[Items from an interface collection]

● ● ●

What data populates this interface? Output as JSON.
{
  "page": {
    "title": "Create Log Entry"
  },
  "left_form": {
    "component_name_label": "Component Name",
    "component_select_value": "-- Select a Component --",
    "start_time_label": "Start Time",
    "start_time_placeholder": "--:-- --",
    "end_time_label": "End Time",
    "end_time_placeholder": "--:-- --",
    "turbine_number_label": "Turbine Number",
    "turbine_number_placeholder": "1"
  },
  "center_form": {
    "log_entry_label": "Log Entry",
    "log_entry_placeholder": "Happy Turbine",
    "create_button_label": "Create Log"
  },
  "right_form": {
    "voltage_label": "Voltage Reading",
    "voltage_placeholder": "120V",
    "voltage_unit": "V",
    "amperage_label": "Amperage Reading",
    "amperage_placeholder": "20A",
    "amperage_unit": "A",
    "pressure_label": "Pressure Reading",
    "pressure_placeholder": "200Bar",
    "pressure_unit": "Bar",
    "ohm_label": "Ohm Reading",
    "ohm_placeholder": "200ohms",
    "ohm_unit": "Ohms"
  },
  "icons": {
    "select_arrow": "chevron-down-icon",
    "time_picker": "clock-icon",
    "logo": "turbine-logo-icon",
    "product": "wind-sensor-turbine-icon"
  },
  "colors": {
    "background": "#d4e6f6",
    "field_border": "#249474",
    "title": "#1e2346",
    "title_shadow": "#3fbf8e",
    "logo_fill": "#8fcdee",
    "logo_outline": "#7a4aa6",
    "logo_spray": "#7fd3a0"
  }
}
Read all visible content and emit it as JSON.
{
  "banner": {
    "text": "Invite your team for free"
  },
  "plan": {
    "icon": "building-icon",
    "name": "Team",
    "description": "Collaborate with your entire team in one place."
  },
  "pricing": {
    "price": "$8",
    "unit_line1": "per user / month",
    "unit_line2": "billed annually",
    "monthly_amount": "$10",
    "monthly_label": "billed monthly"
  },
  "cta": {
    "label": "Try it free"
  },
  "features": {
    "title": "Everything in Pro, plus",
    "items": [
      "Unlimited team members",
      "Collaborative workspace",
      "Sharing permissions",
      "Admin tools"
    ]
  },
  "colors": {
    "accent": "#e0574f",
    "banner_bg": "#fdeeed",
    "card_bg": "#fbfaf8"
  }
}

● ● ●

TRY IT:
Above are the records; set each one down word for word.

EXERCISE SOLUTION:
What data populates this interface? Output as JSON.
{
  "page": {
    "title": "Create Log Entry"
  },
  "left_form": {
    "component_name_label": "Component Name",
    "component_select_value": "-- Select a Component --",
    "start_time_label": "Start Time",
    "start_time_placeholder": "--:-- --",
    "end_time_label": "End Time",
    "end_time_placeholder": "--:-- --",
    "turbine_number_label": "Turbine Number",
    "turbine_number_placeholder": "1"
  },
  "center_form": {
    "log_entry_label": "Log Entry",
    "log_entry_placeholder": "Happy Turbine",
    "create_button_label": "Create Log"
  },
  "right_form": {
    "voltage_label": "Voltage Reading",
    "voltage_placeholder": "120V",
    "voltage_unit": "V",
    "amperage_label": "Amperage Reading",
    "amperage_placeholder": "20A",
    "amperage_unit": "A",
    "pressure_label": "Pressure Reading",
    "pressure_placeholder": "200Bar",
    "pressure_unit": "Bar",
    "ohm_label": "Ohm Reading",
    "ohm_placeholder": "200ohms",
    "ohm_unit": "Ohms"
  },
  "icons": {
    "select_arrow": "chevron-down-icon",
    "time_picker": "clock-icon",
    "logo": "turbine-logo-icon",
    "product": "wind-sensor-turbine-icon"
  },
  "colors": {
    "background": "#d4e6f6",
    "field_border": "#249474",
    "title": "#1e2346",
    "title_shadow": "#3fbf8e",
    "logo_fill": "#8fcdee",
    "logo_outline": "#7a4aa6",
    "logo_spray": "#7fd3a0"
  }
}
Read all visible content and emit it as JSON.
{
  "banner": {
    "text": "Invite your team for free"
  },
  "plan": {
    "icon": "building-icon",
    "name": "Team",
    "description": "Collaborate with your entire team in one place."
  },
  "pricing": {
    "price": "$8",
    "unit_line1": "per user / month",
    "unit_line2": "billed annually",
    "monthly_amount": "$10",
    "monthly_label": "billed monthly"
  },
  "cta": {
    "label": "Try it free"
  },
  "features": {
    "title": "Everything in Pro, plus",
    "items": [
      "Unlimited team members",
      "Collaborative workspace",
      "Sharing permissions",
      "Admin tools"
    ]
  },
  "colors": {
    "accent": "#e0574f",
    "banner_bg": "#fdeeed",
    "card_bg": "#fbfaf8"
  }
}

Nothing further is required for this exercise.